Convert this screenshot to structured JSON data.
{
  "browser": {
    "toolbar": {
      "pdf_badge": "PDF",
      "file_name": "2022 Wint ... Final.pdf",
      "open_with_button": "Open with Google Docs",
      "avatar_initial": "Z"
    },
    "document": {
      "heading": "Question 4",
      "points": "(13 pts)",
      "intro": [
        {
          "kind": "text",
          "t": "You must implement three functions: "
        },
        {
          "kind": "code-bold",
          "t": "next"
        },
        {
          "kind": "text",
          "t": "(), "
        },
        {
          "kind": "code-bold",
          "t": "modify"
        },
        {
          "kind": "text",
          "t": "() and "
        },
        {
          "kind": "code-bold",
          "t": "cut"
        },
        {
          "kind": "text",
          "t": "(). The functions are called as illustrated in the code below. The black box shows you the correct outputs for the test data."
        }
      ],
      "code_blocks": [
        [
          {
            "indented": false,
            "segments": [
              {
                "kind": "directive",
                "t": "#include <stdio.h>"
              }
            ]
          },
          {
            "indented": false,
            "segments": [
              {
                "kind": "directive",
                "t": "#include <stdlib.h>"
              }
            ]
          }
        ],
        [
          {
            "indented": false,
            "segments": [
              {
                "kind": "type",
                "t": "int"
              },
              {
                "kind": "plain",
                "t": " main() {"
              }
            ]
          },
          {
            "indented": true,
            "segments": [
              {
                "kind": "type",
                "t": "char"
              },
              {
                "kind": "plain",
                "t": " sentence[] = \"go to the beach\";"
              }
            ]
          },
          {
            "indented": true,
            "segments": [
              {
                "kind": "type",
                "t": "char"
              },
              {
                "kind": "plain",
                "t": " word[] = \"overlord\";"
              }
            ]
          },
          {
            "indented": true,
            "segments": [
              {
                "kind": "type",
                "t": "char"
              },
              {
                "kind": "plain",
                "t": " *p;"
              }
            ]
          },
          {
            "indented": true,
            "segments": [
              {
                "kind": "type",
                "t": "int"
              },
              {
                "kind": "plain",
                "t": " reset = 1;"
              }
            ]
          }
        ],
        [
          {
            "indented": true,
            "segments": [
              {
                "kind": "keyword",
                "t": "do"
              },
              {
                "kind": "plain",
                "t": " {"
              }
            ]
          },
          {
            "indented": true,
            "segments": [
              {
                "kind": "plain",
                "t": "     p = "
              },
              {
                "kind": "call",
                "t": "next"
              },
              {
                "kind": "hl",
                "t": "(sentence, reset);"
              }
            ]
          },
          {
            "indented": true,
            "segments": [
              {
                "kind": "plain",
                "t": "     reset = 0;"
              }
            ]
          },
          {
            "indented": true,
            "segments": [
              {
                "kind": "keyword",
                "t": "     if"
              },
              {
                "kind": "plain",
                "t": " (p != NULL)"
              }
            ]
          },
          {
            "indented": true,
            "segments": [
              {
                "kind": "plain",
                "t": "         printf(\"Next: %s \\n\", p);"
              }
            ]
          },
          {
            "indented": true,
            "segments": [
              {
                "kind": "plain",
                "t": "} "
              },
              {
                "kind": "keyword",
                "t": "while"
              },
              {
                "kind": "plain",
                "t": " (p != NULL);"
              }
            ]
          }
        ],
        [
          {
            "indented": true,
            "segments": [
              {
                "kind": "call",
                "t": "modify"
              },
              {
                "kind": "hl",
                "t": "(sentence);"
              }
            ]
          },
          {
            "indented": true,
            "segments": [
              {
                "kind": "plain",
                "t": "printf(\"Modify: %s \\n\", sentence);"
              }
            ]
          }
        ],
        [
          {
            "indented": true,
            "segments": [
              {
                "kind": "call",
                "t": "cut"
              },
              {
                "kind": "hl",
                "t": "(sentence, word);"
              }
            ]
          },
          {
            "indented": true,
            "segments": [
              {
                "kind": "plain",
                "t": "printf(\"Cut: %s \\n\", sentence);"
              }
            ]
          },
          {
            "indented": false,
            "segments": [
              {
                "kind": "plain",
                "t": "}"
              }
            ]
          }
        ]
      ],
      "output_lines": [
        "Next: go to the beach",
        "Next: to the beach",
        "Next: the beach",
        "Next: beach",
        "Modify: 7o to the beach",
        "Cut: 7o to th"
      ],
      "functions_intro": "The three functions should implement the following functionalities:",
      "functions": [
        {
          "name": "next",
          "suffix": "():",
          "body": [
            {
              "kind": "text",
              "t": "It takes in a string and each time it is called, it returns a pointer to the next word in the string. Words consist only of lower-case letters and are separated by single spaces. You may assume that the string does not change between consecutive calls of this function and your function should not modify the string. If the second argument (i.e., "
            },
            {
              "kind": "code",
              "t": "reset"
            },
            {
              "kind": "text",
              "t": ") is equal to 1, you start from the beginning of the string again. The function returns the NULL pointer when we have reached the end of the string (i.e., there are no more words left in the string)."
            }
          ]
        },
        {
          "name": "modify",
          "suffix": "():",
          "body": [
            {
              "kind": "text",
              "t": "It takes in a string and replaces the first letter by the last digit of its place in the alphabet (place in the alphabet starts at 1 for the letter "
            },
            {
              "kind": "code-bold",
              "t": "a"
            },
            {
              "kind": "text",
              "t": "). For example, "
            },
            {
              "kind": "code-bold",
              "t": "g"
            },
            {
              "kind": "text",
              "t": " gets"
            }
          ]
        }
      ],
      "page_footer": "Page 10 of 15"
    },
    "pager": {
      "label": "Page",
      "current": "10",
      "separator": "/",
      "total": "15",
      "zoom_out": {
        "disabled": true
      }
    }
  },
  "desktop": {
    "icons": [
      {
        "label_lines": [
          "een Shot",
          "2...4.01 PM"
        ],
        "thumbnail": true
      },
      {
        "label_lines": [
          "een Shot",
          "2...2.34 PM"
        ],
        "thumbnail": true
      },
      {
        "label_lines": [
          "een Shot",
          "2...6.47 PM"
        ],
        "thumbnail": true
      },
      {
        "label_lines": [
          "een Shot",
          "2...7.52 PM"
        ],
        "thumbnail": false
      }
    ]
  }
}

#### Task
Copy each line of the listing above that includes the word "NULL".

#### Task answer
                "t": " (p != NULL)"
                "t": " (p != NULL);"
              "t": ") is equal to 1, you start from the beginning of the string again. The function returns the NULL pointer when we have reached the end of the string (i.e., there are no more words left in the string)."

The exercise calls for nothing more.